▶ **Problem requirements**
Please write out every entry below, word for word.

----- Data for analysis -----

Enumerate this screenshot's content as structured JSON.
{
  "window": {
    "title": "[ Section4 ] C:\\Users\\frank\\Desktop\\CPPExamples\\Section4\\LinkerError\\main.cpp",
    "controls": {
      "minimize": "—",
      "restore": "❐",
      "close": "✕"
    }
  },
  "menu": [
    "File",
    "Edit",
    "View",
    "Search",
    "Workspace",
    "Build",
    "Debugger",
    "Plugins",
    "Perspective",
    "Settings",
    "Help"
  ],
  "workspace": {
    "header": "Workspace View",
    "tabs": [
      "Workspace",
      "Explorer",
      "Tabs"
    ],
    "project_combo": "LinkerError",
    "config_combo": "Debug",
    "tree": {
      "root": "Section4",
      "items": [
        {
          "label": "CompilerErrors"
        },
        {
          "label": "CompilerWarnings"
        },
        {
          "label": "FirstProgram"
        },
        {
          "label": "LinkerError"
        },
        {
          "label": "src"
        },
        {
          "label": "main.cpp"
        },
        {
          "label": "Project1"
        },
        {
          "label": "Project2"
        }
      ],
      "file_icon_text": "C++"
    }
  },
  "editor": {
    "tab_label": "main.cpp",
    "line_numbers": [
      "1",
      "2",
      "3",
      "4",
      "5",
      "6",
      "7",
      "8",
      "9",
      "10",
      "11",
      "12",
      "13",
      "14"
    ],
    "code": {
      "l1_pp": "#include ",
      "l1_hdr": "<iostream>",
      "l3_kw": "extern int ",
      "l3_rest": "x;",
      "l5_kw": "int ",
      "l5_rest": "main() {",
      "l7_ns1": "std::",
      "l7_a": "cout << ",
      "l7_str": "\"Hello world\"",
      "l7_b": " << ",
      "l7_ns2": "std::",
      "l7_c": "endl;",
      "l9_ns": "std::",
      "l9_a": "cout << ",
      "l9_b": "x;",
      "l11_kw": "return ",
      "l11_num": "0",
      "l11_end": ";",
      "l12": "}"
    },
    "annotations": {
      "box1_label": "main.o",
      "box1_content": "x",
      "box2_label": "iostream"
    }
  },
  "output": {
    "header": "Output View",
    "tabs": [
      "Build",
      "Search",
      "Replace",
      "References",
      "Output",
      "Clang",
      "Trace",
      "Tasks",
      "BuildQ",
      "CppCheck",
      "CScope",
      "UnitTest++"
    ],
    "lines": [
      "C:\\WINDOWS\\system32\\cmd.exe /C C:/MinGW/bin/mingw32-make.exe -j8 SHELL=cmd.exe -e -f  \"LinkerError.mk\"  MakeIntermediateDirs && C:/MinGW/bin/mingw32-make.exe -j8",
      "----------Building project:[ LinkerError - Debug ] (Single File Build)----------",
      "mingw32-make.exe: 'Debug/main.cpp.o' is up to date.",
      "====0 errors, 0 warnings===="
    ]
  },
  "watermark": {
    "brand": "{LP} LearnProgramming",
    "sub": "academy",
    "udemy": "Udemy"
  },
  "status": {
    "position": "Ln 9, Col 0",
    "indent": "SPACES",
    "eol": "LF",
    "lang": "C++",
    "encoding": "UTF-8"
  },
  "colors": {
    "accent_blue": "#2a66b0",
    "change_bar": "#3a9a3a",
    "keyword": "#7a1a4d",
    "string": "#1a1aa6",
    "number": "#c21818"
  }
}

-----

▶ **Output for this exercise**
Enumerate this screenshot's content as structured JSON.
{
  "window": {
    "title": "[ Section4 ] C:\\Users\\frank\\Desktop\\CPPExamples\\Section4\\LinkerError\\main.cpp",
    "controls": {
      "minimize": "—",
      "restore": "❐",
      "close": "✕"
    }
  },
  "menu": [
    "File",
    "Edit",
    "View",
    "Search",
    "Workspace",
    "Build",
    "Debugger",
    "Plugins",
    "Perspective",
    "Settings",
    "Help"
  ],
  "workspace": {
    "header": "Workspace View",
    "tabs": [
      "Workspace",
      "Explorer",
      "Tabs"
    ],
    "project_combo": "LinkerError",
    "config_combo": "Debug",
    "tree": {
      "root": "Section4",
      "items": [
        {
          "label": "CompilerErrors"
        },
        {
          "label": "CompilerWarnings"
        },
        {
          "label": "FirstProgram"
        },
        {
          "label": "LinkerError"
        },
        {
          "label": "src"
        },
        {
          "label": "main.cpp"
        },
        {
          "label": "Project1"
        },
        {
          "label": "Project2"
        }
      ],
      "file_icon_text": "C++"
    }
  },
  "editor": {
    "tab_label": "main.cpp",
    "line_numbers": [
      "1",
      "2",
      "3",
      "4",
      "5",
      "6",
      "7",
      "8",
      "9",
      "10",
      "11",
      "12",
      "13",
      "14"
    ],
    "code": {
      "l1_pp": "#include ",
      "l1_hdr": "<iostream>",
      "l3_kw": "extern int ",
      "l3_rest": "x;",
      "l5_kw": "int ",
      "l5_rest": "main() {",
      "l7_ns1": "std::",
      "l7_a": "cout << ",
      "l7_str": "\"Hello world\"",
      "l7_b": " << ",
      "l7_ns2": "std::",
      "l7_c": "endl;",
      "l9_ns": "std::",
      "l9_a": "cout << ",
      "l9_b": "x;",
      "l11_kw": "return ",
      "l11_num": "0",
      "l11_end": ";",
      "l12": "}"
    },
    "annotations": {
      "box1_label": "main.o",
      "box1_content": "x",
      "box2_label": "iostream"
    }
  },
  "output": {
    "header": "Output View",
    "tabs": [
      "Build",
      "Search",
      "Replace",
      "References",
      "Output",
      "Clang",
      "Trace",
      "Tasks",
      "BuildQ",
      "CppCheck",
      "CScope",
      "UnitTest++"
    ],
    "lines": [
      "C:\\WINDOWS\\system32\\cmd.exe /C C:/MinGW/bin/mingw32-make.exe -j8 SHELL=cmd.exe -e -f  \"LinkerError.mk\"  MakeIntermediateDirs && C:/MinGW/bin/mingw32-make.exe -j8",
      "----------Building project:[ LinkerError - Debug ] (Single File Build)----------",
      "mingw32-make.exe: 'Debug/main.cpp.o' is up to date.",
      "====0 errors, 0 warnings===="
    ]
  },
  "watermark": {
    "brand": "{LP} LearnProgramming",
    "sub": "academy",
    "udemy": "Udemy"
  },
  "status": {
    "position": "Ln 9, Col 0",
    "indent": "SPACES",
    "eol": "LF",
    "lang": "C++",
    "encoding": "UTF-8"
  },
  "colors": {
    "accent_blue": "#2a66b0",
    "change_bar": "#3a9a3a",
    "keyword": "#7a1a4d",
    "string": "#1a1aa6",
    "number": "#c21818"
  }
}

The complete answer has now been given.